Impactful straplines play with a variety of different elements, including but not limited to metaphors, idioms, humour and alliteration. Often, these don’t translate easily into another language, and the result is something that the reader immediately recognises as a translation. Needless to say, this is not your desired outcome!

From translation to transcreation: best practices for adapting creative ads

So back to your brand’s product, which you are hoping to launch on a global scale. What should the next step be? Here at Creative Translation we are faced with such challenges on a daily basis, and we have learnt that the best way to tackle them is through an approach called ‘transcreation’.

Not sure what we’re talking about? Here’s a quick recap on transcreation:

  • creative translation (AKA ‘transcreation’) focuses on meaning rather than words (which is just what we need here)
  • transcreation encompasses all of the nuances of your original message, reproducing them in the target language
  • transcreation can be considered a step halfway between translation and copywriting

Among the things that make transcreation successful is also the way it manages to address cultural nuances, which can often determine the success of your campaign.

Here at Creative Translation we value a series of aspects when transcreating adverts. First and foremost, we make your message as effective as it is in the source language, by paying attention to all of the challenges mentioned above, such as idioms, humour and sound. All this while staying on brand – we make sure the “voice” of your company is always clearly and easily identified, and is consistent.

We also respect the target audience’s values, and by working with in-market linguists we ensure your campaign is in line with the latest consumer trends and desires. Our team is made up of marketing translators who have years of experience in the industry.
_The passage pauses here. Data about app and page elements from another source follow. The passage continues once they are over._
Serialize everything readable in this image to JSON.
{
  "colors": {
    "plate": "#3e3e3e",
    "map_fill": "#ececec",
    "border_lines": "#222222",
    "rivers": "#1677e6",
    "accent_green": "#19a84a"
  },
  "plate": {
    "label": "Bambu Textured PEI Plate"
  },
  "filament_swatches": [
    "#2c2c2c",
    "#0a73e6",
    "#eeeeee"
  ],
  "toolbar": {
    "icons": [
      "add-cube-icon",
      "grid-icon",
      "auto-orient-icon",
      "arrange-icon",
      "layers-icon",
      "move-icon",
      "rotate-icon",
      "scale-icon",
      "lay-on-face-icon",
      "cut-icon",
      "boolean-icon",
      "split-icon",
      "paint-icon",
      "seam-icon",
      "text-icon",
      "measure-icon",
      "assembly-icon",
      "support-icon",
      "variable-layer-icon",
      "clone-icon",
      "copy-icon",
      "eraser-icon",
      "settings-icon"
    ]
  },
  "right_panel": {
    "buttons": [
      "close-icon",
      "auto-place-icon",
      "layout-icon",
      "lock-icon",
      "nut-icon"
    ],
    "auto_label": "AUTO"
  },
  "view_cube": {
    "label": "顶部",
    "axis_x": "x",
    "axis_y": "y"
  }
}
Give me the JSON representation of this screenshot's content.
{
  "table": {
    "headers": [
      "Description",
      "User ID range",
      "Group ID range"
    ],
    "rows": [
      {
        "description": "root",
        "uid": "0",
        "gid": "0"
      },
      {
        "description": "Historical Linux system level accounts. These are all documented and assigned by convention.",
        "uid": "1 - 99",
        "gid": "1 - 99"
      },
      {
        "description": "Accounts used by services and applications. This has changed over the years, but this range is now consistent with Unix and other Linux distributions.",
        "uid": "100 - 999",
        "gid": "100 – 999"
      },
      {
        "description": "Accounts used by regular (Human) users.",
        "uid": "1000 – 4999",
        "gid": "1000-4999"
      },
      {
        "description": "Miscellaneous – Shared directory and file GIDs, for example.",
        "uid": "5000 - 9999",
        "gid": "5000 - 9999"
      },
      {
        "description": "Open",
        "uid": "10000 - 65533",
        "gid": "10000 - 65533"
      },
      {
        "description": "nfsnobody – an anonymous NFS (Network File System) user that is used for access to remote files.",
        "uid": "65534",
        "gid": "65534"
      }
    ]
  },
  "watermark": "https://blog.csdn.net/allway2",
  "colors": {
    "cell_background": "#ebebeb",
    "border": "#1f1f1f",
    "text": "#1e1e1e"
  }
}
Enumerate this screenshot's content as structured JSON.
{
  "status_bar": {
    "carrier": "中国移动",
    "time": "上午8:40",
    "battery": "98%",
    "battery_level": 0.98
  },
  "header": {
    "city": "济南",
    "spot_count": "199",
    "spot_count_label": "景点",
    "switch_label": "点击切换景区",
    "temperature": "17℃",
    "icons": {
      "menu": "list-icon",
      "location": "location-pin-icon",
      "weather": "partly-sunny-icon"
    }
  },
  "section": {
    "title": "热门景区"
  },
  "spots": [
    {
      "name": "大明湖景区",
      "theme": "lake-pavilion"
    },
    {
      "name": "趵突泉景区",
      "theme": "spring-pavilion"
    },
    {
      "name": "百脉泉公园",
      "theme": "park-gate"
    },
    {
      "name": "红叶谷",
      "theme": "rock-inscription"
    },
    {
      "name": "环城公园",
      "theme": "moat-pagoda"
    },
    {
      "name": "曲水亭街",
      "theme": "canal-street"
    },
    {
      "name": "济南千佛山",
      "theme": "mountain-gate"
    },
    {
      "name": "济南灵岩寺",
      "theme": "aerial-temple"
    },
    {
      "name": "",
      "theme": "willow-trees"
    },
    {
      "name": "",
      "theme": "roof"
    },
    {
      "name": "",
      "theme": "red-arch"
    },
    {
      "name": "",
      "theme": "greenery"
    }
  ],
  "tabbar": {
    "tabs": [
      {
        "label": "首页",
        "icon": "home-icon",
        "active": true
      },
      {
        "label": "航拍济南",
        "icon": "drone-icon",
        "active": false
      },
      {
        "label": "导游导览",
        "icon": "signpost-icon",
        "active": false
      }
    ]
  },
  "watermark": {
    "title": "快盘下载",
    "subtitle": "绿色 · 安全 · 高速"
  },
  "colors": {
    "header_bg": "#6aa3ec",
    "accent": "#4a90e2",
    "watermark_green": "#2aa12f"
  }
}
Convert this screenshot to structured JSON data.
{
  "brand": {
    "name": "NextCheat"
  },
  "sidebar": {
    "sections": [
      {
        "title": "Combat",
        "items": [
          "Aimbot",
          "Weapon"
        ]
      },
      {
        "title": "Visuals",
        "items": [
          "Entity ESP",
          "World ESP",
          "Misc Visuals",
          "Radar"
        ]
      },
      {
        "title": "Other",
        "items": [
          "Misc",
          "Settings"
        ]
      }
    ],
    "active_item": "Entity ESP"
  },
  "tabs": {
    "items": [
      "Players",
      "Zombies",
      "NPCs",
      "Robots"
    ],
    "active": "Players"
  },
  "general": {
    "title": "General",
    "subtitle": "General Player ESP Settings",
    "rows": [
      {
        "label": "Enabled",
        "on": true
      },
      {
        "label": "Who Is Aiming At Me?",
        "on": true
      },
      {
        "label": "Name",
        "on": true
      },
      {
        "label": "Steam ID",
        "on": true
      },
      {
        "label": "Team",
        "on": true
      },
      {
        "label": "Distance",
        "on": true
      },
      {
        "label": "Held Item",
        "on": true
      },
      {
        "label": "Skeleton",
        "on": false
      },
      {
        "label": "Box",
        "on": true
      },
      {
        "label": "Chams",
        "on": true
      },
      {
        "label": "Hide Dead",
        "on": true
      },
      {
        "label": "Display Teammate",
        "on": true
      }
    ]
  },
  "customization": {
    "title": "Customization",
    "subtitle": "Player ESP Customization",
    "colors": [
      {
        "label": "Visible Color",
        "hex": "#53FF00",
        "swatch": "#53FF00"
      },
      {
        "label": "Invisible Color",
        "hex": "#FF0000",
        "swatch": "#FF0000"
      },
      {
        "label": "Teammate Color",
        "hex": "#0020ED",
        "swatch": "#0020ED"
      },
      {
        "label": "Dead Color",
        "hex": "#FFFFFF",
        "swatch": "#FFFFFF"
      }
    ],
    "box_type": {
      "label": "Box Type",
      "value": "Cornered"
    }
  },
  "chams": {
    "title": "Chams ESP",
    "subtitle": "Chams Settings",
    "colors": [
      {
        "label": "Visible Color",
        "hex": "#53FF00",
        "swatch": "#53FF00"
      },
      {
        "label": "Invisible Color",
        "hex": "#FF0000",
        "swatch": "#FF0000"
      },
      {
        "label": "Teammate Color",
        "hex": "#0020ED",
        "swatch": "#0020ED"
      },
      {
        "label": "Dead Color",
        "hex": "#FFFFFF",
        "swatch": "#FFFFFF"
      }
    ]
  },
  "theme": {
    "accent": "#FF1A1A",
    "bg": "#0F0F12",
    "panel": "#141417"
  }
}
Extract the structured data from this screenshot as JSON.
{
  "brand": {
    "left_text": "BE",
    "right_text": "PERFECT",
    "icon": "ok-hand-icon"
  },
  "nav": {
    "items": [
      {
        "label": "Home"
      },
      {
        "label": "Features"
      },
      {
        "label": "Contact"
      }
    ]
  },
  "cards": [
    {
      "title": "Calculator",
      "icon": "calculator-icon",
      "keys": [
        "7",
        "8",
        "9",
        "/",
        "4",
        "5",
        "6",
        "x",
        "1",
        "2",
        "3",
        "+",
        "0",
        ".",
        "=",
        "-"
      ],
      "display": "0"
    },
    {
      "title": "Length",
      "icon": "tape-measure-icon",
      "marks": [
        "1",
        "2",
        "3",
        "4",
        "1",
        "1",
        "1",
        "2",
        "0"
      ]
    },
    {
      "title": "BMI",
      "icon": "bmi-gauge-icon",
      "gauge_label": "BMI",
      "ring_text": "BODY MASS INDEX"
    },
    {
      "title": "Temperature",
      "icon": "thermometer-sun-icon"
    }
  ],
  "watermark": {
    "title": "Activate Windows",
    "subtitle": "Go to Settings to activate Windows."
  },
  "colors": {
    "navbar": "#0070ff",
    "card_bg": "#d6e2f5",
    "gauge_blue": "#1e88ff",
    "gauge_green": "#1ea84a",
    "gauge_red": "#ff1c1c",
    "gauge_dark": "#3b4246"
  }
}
So is the future of your campaign in the hands of only one translator/transcreator? Don’t panic, we have that covered too! Our editors – who are also experienced in the marketing field – are here to help, by working on the copy too, and by ensuring your message is as catchy as can be, whoever the reader.

Last but not least, context is key! As explained above, the visual aspect of advertising is crucial to the success of a campaign. That’s why with your help we provide our linguists with all the relevant reference material, making sure their transcreations work beautifully within the context in which they’re going to appear.

Evaluating the Success of Advertising Translation

When dealing with advertising, the “traditional” parameters used to evaluate a translation do not apply. Something more creative is required – and despite it frequently being far from “faithful” to the source text, transcreation more often than not proves to be the right approach.

The ultimate goal – what really matters – is whether your campaign is successful commercially or not, and this is determined by how effectively you manage to adapt your message to the target audience. This is how advertisement translation should be assessed, and it is what we always strive for here at Creative Translation.

If you are thinking of “going global” with your brand and you are unsure of the next step to take, give us a call today on +44 (0)207294 7710 or email us at info@creativetranslation.com and we’ll be happy to help.

Photo Credit: LeeYiuTung via iStock